The Delta County Mosquito Control District #1 is one of the many public services provided by Delta County. This organization has a five-member governing Board, a mosquito control manager, and 12 fulltime workers during the spring and summer months.
The sole purpose of our organization is to control the mosquito populations within District #1. We strive to do that by using a variety of mosquito control methods that are effective for vector control yet provide minimal risk to residents and to the environment.
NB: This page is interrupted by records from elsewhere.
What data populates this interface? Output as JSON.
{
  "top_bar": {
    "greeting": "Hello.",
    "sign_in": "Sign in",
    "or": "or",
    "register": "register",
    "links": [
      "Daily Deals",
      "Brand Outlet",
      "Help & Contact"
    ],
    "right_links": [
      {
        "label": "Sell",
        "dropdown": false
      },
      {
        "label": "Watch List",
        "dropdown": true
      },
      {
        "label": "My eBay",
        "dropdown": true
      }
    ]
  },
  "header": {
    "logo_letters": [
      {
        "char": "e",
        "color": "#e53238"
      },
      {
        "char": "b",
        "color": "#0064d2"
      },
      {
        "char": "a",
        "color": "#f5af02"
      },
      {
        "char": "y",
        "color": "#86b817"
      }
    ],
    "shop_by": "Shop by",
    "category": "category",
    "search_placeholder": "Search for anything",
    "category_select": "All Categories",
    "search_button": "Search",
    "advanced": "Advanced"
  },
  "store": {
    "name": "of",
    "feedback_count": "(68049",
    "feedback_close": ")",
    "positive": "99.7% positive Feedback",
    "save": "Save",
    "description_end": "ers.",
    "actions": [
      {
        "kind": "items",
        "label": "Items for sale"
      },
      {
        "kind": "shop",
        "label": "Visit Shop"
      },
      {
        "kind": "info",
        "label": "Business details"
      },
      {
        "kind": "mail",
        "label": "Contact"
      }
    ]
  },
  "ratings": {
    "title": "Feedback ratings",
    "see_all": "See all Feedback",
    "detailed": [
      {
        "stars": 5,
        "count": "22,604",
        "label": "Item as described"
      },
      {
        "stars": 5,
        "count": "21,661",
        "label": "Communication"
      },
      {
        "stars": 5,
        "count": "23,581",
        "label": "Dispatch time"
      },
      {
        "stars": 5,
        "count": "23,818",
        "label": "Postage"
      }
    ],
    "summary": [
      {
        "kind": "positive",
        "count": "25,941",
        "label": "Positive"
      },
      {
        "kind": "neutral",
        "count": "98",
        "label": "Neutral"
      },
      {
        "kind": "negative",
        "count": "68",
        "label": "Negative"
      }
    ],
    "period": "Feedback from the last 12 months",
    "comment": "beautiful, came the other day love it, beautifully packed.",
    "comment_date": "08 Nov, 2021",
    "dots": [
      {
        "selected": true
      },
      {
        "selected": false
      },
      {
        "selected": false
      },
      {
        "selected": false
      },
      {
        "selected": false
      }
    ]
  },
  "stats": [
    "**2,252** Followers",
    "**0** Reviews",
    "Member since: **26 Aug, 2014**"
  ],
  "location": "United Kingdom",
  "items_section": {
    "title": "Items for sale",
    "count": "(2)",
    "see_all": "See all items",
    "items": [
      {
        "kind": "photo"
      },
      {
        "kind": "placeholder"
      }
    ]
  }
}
Mosquitoes are among the most common insect pests of people and livestock. The presence of large numbers will influence the physical and mental well being of people, and can reduce recreational activities that may result in a loss of tourist income. Large mosquito populations in rural areas affect the health of livestock, often resulting in severe economic impact. Perhaps the most important reason for effective mosquito control is to reduce the spread of mosquito-borne pathogens, including West Nile virus and various encephalitis viruses.
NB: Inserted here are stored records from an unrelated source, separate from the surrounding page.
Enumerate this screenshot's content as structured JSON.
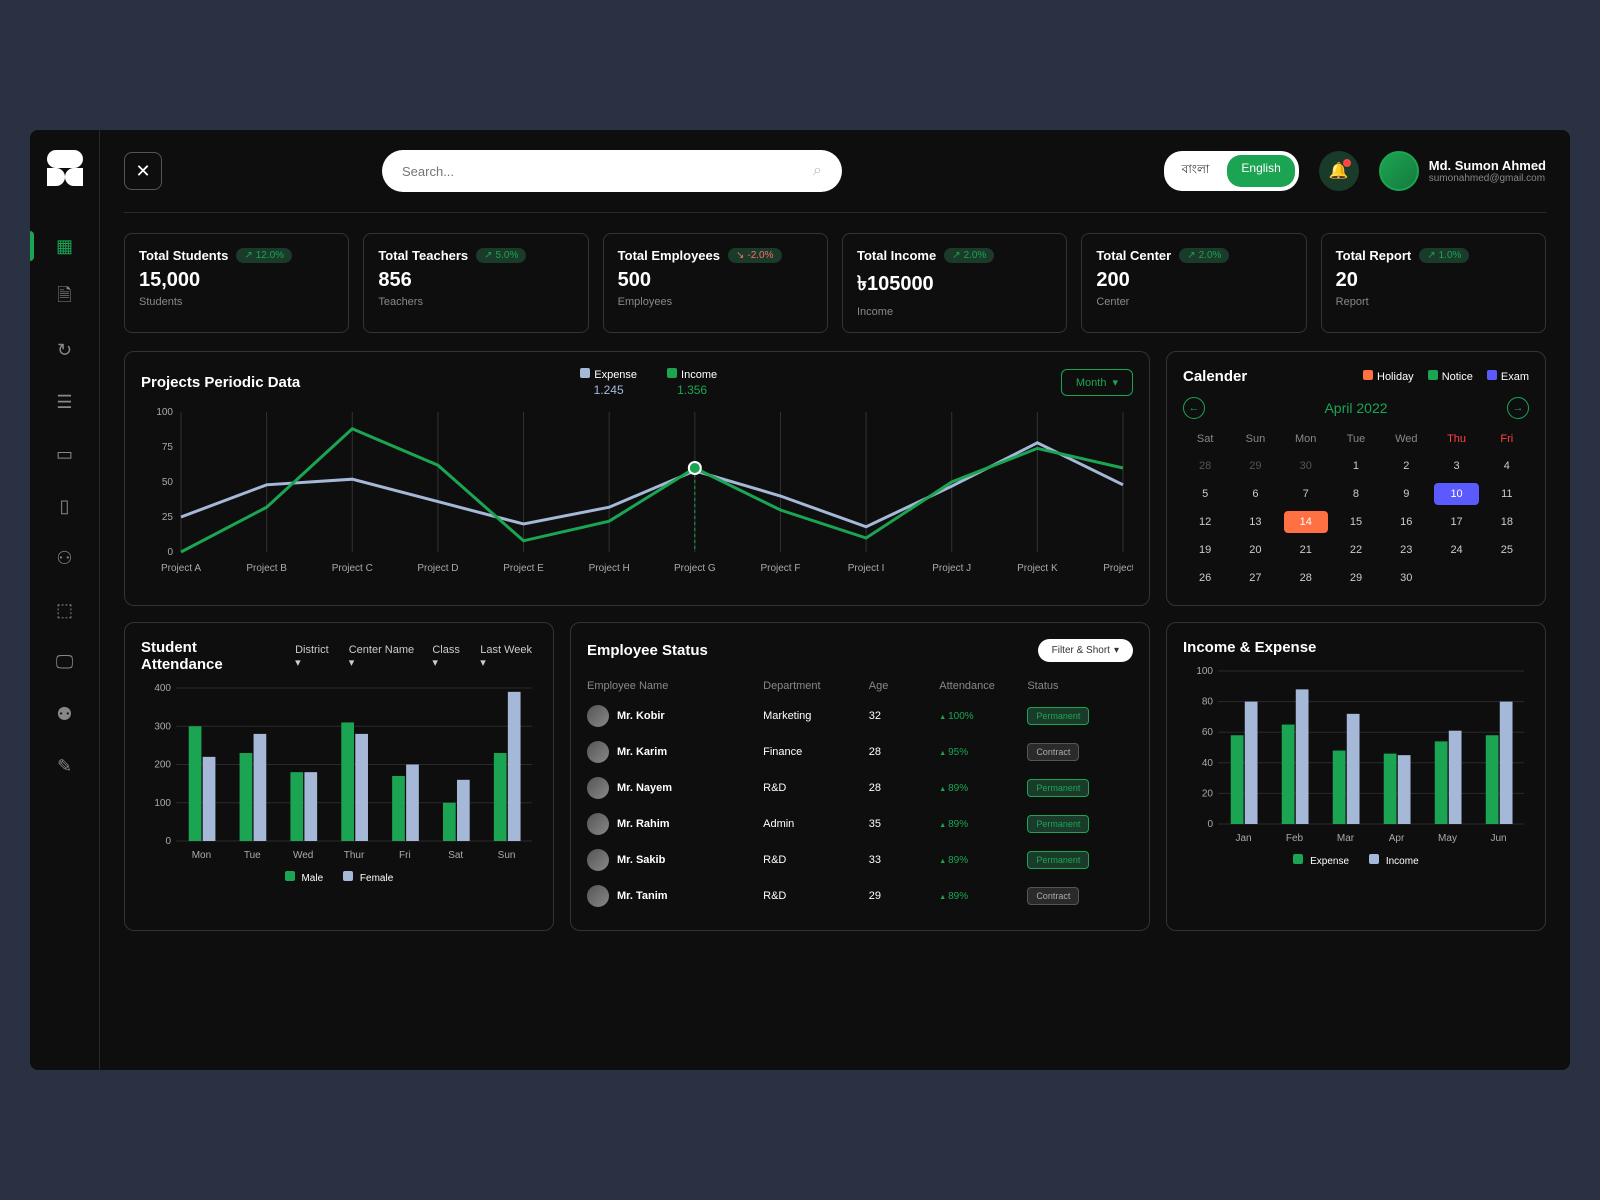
{
  "colors": {
    "accent": "#1ba552",
    "blue": "#a5b8d8",
    "holiday": "#ff7043",
    "notice": "#1ba552",
    "exam": "#5a5aff"
  },
  "header": {
    "search_placeholder": "Search...",
    "lang_bn": "বাংলা",
    "lang_en": "English",
    "user_name": "Md. Sumon Ahmed",
    "user_email": "sumonahmed@gmail.com"
  },
  "stats": [
    {
      "title": "Total Students",
      "delta": "12.0%",
      "dir": "up",
      "value": "15,000",
      "sub": "Students"
    },
    {
      "title": "Total Teachers",
      "delta": "5.0%",
      "dir": "up",
      "value": "856",
      "sub": "Teachers"
    },
    {
      "title": "Total Employees",
      "delta": "-2.0%",
      "dir": "down",
      "value": "500",
      "sub": "Employees"
    },
    {
      "title": "Total Income",
      "delta": "2.0%",
      "dir": "up",
      "value": "৳105000",
      "sub": "Income"
    },
    {
      "title": "Total Center",
      "delta": "2.0%",
      "dir": "up",
      "value": "200",
      "sub": "Center"
    },
    {
      "title": "Total Report",
      "delta": "1.0%",
      "dir": "up",
      "value": "20",
      "sub": "Report"
    }
  ],
  "periodic": {
    "title": "Projects Periodic Data",
    "legend": [
      {
        "name": "Expense",
        "value": "1.245",
        "color": "#a5b8d8"
      },
      {
        "name": "Income",
        "value": "1.356",
        "color": "#1ba552"
      }
    ],
    "dropdown": "Month"
  },
  "calendar": {
    "title": "Calender",
    "legend": [
      {
        "name": "Holiday",
        "color": "#ff7043"
      },
      {
        "name": "Notice",
        "color": "#1ba552"
      },
      {
        "name": "Exam",
        "color": "#5a5aff"
      }
    ],
    "month": "April 2022",
    "day_headers": [
      "Sat",
      "Sun",
      "Mon",
      "Tue",
      "Wed",
      "Thu",
      "Fri"
    ],
    "days": [
      {
        "n": "28",
        "dim": true
      },
      {
        "n": "29",
        "dim": true
      },
      {
        "n": "30",
        "dim": true
      },
      {
        "n": "1"
      },
      {
        "n": "2"
      },
      {
        "n": "3"
      },
      {
        "n": "4"
      },
      {
        "n": "5"
      },
      {
        "n": "6"
      },
      {
        "n": "7"
      },
      {
        "n": "8"
      },
      {
        "n": "9"
      },
      {
        "n": "10",
        "mark": "exam"
      },
      {
        "n": "11"
      },
      {
        "n": "12"
      },
      {
        "n": "13"
      },
      {
        "n": "14",
        "mark": "holiday"
      },
      {
        "n": "15"
      },
      {
        "n": "16"
      },
      {
        "n": "17"
      },
      {
        "n": "18"
      },
      {
        "n": "19"
      },
      {
        "n": "20"
      },
      {
        "n": "21"
      },
      {
        "n": "22"
      },
      {
        "n": "23"
      },
      {
        "n": "24"
      },
      {
        "n": "25"
      },
      {
        "n": "26"
      },
      {
        "n": "27"
      },
      {
        "n": "28"
      },
      {
        "n": "29"
      },
      {
        "n": "30"
      }
    ]
  },
  "attendance": {
    "title": "Student Attendance",
    "filters": [
      "District",
      "Center Name",
      "Class",
      "Last Week"
    ],
    "legend": [
      {
        "name": "Male",
        "color": "#1ba552"
      },
      {
        "name": "Female",
        "color": "#a5b8d8"
      }
    ]
  },
  "employees": {
    "title": "Employee Status",
    "filter_button": "Filter & Short",
    "columns": [
      "Employee Name",
      "Department",
      "Age",
      "Attendance",
      "Status"
    ],
    "rows": [
      {
        "name": "Mr. Kobir",
        "dept": "Marketing",
        "age": "32",
        "att": "100%",
        "status": "Permanent",
        "type": "perm"
      },
      {
        "name": "Mr. Karim",
        "dept": "Finance",
        "age": "28",
        "att": "95%",
        "status": "Contract",
        "type": "cont"
      },
      {
        "name": "Mr. Nayem",
        "dept": "R&D",
        "age": "28",
        "att": "89%",
        "status": "Permanent",
        "type": "perm"
      },
      {
        "name": "Mr. Rahim",
        "dept": "Admin",
        "age": "35",
        "att": "89%",
        "status": "Permanent",
        "type": "perm"
      },
      {
        "name": "Mr. Sakib",
        "dept": "R&D",
        "age": "33",
        "att": "89%",
        "status": "Permanent",
        "type": "perm"
      },
      {
        "name": "Mr. Tanim",
        "dept": "R&D",
        "age": "29",
        "att": "89%",
        "status": "Contract",
        "type": "cont"
      }
    ]
  },
  "income_expense": {
    "title": "Income & Expense",
    "legend": [
      {
        "name": "Expense",
        "color": "#1ba552"
      },
      {
        "name": "Income",
        "color": "#a5b8d8"
      }
    ]
  },
  "chart_data": [
    {
      "id": "periodic",
      "type": "line",
      "title": "Projects Periodic Data",
      "categories": [
        "Project A",
        "Project B",
        "Project C",
        "Project D",
        "Project E",
        "Project H",
        "Project G",
        "Project F",
        "Project I",
        "Project J",
        "Project K",
        "Project L"
      ],
      "series": [
        {
          "name": "Expense",
          "color": "#a5b8d8",
          "values": [
            25,
            48,
            52,
            36,
            20,
            32,
            58,
            40,
            18,
            47,
            78,
            48
          ]
        },
        {
          "name": "Income",
          "color": "#1ba552",
          "values": [
            0,
            32,
            88,
            62,
            8,
            22,
            60,
            30,
            10,
            50,
            74,
            60
          ]
        }
      ],
      "ylim": [
        0,
        100
      ],
      "yticks": [
        0,
        25,
        50,
        75,
        100
      ],
      "highlight_category": "Project G"
    },
    {
      "id": "attendance",
      "type": "bar",
      "title": "Student Attendance",
      "categories": [
        "Mon",
        "Tue",
        "Wed",
        "Thur",
        "Fri",
        "Sat",
        "Sun"
      ],
      "series": [
        {
          "name": "Male",
          "color": "#1ba552",
          "values": [
            300,
            230,
            180,
            310,
            170,
            100,
            230
          ]
        },
        {
          "name": "Female",
          "color": "#a5b8d8",
          "values": [
            220,
            280,
            180,
            280,
            200,
            160,
            390
          ]
        }
      ],
      "ylim": [
        0,
        400
      ],
      "yticks": [
        0,
        100,
        200,
        300,
        400
      ]
    },
    {
      "id": "income_expense",
      "type": "bar",
      "title": "Income & Expense",
      "categories": [
        "Jan",
        "Feb",
        "Mar",
        "Apr",
        "May",
        "Jun"
      ],
      "series": [
        {
          "name": "Expense",
          "color": "#1ba552",
          "values": [
            58,
            65,
            48,
            46,
            54,
            58
          ]
        },
        {
          "name": "Income",
          "color": "#a5b8d8",
          "values": [
            80,
            88,
            72,
            45,
            61,
            80
          ]
        }
      ],
      "ylim": [
        0,
        100
      ],
      "yticks": [
        0,
        20,
        40,
        60,
        80,
        100
      ]
    }
  ]
}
Because all mosquitoes require water in their first stages of development, the reduction or elimination of mosquito breeding sites is the most effective way to reduce mosquito populations because it permanently reduces or removes the source of mosquito production. Consequently, our primary focus is to identify and treat the areas where mosquito larvae thrive.
Homeowners can eliminate breeding sites on their properties by eliminating standing and stagnant water. The following practices have proven to be effective in reducing mosquito populations:
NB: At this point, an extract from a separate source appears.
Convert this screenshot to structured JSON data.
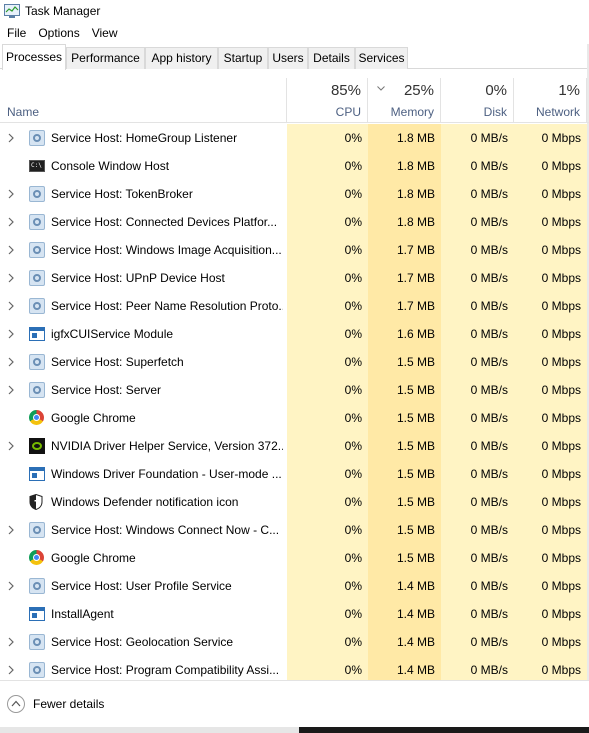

1. Empty, remove, cover or turn upside-down any receptacle that can hold water--particularly old bottles, tin cans, and old tires.
2. Empty small toddler-size wading pools weekly and make sure your swimming pool is cared for properly.
3. Change water in birdbaths weekly. Empty pets' water pans daily.
4. Clean clogged roof gutters.
Individuals can also use personal repellents or area repellents for limited areas, such as patios and gardens. Neither electric "zappers" (ultraviolet) nor "buzzers"? (sonic) have been found to significantly reduce biting to humans.
The Board meets on the second Monday of each month, and holds special meetings when necessary. Meetings are held at the Mosquito District Building located at 1558 H50 Road in Delta. The meetings start at 7 p.m.